Recorded data:
%%

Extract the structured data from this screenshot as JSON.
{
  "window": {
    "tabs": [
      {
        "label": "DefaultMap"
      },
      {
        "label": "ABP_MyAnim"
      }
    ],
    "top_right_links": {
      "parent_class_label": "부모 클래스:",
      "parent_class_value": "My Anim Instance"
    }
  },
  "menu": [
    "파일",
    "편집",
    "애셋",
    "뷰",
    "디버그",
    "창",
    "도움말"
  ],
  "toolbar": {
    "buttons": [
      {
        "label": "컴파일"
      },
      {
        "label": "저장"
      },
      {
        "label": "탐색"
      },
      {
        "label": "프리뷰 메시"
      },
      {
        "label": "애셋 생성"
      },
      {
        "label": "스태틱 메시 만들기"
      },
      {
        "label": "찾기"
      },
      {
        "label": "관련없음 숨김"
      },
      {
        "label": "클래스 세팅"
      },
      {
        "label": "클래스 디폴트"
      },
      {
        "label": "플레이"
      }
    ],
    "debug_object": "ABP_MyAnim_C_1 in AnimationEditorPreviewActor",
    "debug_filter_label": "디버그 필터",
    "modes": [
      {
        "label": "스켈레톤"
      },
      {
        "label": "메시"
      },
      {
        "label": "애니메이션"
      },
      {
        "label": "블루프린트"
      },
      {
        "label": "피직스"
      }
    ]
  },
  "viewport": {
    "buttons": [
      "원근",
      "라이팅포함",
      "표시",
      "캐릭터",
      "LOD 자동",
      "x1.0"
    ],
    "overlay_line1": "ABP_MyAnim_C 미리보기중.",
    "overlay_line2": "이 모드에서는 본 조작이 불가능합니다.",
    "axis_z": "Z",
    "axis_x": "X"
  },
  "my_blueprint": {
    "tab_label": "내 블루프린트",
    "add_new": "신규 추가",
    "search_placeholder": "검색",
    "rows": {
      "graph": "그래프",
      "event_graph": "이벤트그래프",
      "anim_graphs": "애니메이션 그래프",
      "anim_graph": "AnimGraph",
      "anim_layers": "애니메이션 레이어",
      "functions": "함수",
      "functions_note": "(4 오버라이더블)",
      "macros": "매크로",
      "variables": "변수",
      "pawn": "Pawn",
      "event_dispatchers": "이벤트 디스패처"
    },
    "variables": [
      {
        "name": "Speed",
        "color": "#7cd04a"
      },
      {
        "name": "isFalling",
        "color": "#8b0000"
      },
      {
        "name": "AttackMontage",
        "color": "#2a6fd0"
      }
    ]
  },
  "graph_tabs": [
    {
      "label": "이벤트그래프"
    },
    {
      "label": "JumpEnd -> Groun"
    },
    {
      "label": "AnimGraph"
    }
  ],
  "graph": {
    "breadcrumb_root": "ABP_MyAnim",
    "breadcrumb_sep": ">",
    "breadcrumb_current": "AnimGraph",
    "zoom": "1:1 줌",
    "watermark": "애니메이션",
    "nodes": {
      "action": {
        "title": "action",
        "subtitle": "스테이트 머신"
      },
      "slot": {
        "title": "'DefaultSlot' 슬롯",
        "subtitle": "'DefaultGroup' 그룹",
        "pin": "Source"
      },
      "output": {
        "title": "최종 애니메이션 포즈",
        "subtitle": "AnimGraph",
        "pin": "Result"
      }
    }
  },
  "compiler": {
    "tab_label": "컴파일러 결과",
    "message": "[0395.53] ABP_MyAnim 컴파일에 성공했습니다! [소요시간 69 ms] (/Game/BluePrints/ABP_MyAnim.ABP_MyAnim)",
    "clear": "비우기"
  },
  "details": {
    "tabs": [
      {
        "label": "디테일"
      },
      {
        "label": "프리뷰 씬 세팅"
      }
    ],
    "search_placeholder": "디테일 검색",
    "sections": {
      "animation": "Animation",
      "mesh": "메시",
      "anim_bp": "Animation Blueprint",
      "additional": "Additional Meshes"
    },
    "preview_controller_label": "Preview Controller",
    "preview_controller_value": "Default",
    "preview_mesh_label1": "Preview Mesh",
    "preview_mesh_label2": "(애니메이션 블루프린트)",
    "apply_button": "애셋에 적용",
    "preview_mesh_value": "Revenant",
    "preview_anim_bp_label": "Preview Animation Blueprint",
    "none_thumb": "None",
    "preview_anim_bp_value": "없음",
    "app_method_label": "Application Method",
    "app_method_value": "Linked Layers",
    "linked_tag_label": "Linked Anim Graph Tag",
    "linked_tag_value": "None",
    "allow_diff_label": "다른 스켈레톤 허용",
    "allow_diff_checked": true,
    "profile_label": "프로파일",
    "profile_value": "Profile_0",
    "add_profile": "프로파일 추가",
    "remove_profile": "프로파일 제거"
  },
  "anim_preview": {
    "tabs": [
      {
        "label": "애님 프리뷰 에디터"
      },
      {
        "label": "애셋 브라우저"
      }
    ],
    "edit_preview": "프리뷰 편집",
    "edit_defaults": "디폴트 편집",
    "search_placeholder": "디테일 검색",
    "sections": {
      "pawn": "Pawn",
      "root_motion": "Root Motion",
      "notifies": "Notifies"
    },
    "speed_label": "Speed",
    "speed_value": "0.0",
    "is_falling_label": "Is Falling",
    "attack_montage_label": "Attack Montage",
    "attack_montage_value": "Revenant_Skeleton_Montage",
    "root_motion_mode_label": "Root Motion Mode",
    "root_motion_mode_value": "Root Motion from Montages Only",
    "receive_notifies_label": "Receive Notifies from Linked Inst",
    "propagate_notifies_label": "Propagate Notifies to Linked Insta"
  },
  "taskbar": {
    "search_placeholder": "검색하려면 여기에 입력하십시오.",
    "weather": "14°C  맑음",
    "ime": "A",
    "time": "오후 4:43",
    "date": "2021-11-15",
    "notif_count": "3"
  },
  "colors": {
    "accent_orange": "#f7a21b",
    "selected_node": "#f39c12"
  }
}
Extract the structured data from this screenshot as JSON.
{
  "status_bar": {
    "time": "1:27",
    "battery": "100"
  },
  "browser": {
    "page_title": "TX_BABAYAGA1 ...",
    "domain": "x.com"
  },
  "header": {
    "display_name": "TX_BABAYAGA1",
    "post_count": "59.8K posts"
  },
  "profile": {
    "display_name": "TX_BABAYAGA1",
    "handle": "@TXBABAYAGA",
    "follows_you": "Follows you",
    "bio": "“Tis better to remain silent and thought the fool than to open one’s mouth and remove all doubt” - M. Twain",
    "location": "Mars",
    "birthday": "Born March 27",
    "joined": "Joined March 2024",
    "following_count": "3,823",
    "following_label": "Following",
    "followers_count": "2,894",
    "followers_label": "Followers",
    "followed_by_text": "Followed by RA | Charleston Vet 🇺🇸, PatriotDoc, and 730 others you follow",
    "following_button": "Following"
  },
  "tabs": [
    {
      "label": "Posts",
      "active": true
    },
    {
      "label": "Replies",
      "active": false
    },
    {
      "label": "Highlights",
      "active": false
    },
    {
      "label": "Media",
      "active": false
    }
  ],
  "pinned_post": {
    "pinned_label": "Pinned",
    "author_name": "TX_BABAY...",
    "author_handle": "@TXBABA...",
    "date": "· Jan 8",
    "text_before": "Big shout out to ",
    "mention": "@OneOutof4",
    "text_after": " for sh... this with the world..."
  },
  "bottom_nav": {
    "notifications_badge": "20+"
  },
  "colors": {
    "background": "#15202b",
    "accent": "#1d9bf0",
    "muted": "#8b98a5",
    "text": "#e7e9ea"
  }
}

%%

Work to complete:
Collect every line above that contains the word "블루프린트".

Task response:
        "label": "블루프린트"
    "tab_label": "내 블루프린트",
    "preview_mesh_label2": "(애니메이션 블루프린트)",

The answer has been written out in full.